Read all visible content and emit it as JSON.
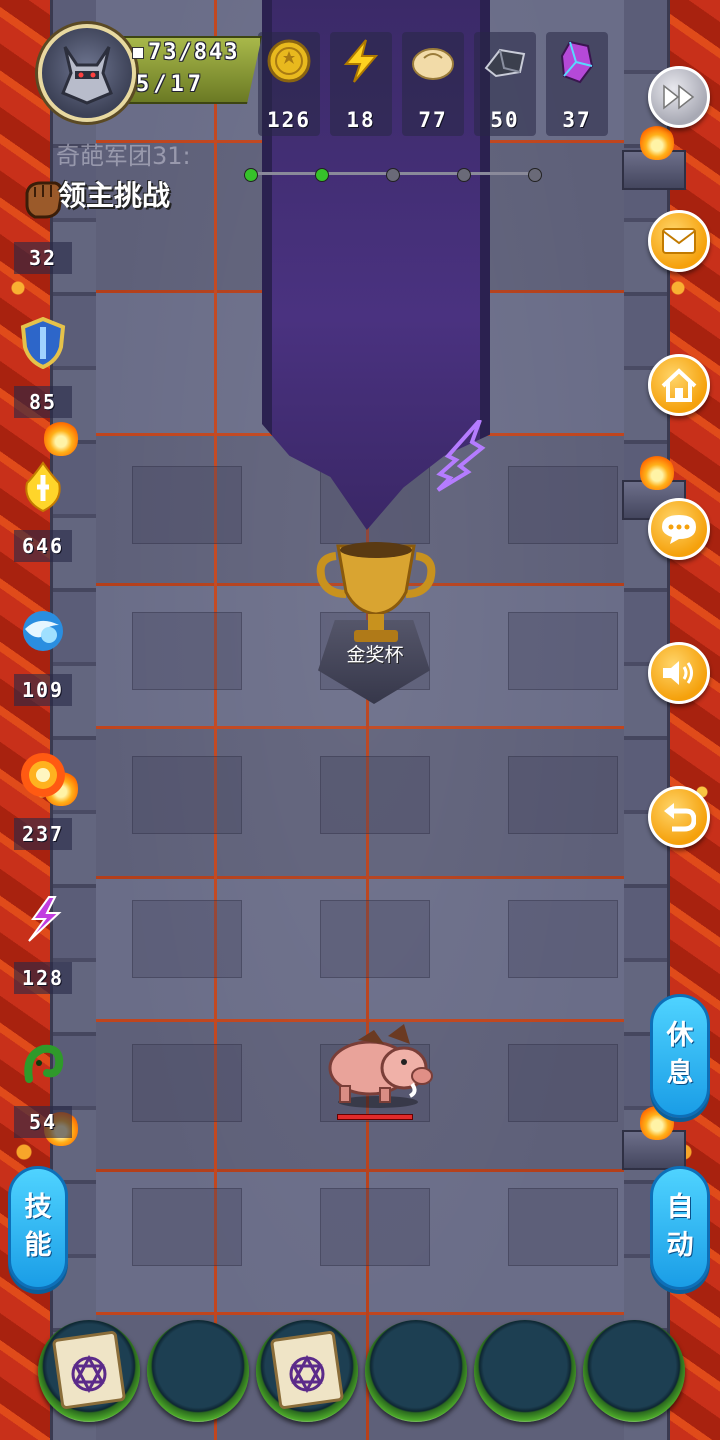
{
  "player": {
    "hp": "73/843",
    "level": "5/17"
  },
  "resources": [
    {
      "icon": "gold-coin-icon",
      "value": "126"
    },
    {
      "icon": "lightning-icon",
      "value": "18"
    },
    {
      "icon": "bun-icon",
      "value": "77"
    },
    {
      "icon": "iron-ore-icon",
      "value": "50"
    },
    {
      "icon": "crystal-icon",
      "value": "37"
    }
  ],
  "stage": {
    "subtitle": "奇葩军团31:",
    "title": "领主挑战",
    "progress_total": 5,
    "progress_done": 2
  },
  "stats": [
    {
      "icon": "fist-icon",
      "value": "32"
    },
    {
      "icon": "shield-icon",
      "value": "85"
    },
    {
      "icon": "holy-flame-icon",
      "value": "646"
    },
    {
      "icon": "water-orb-icon",
      "value": "109"
    },
    {
      "icon": "fire-orb-icon",
      "value": "237"
    },
    {
      "icon": "purple-lightning-icon",
      "value": "128"
    },
    {
      "icon": "green-tentacle-icon",
      "value": "54"
    }
  ],
  "right_buttons": [
    {
      "name": "fast-forward-button",
      "icon": "fast-forward-icon"
    },
    {
      "name": "mail-button",
      "icon": "mail-icon"
    },
    {
      "name": "home-button",
      "icon": "home-icon"
    },
    {
      "name": "chat-button",
      "icon": "chat-icon"
    },
    {
      "name": "sound-button",
      "icon": "speaker-icon"
    },
    {
      "name": "return-button",
      "icon": "return-arrow-icon"
    }
  ],
  "pills": {
    "rest": "休\n息",
    "skill": "技\n能",
    "auto": "自\n动"
  },
  "trophy": {
    "label": "金奖杯"
  },
  "enemy": {
    "name": "boar",
    "health_fraction": 1.0
  },
  "skill_slots": [
    {
      "item": "magic-scroll"
    },
    {
      "item": ""
    },
    {
      "item": "magic-scroll"
    },
    {
      "item": ""
    },
    {
      "item": ""
    },
    {
      "item": ""
    }
  ],
  "colors": {
    "accent_orange": "#f5a10c",
    "pill_blue": "#1a9de6",
    "banner_purple": "#3b2a68",
    "lava_red": "#c8301a",
    "progress_green": "#36c22a"
  }
}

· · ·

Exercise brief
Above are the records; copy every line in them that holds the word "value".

Reply to the exercise
      "value": "126"
      "value": "18"
      "value": "77"
      "value": "50"
      "value": "37"
      "value": "32"
      "value": "85"
      "value": "646"
      "value": "109"
      "value": "237"
      "value": "128"
      "value": "54"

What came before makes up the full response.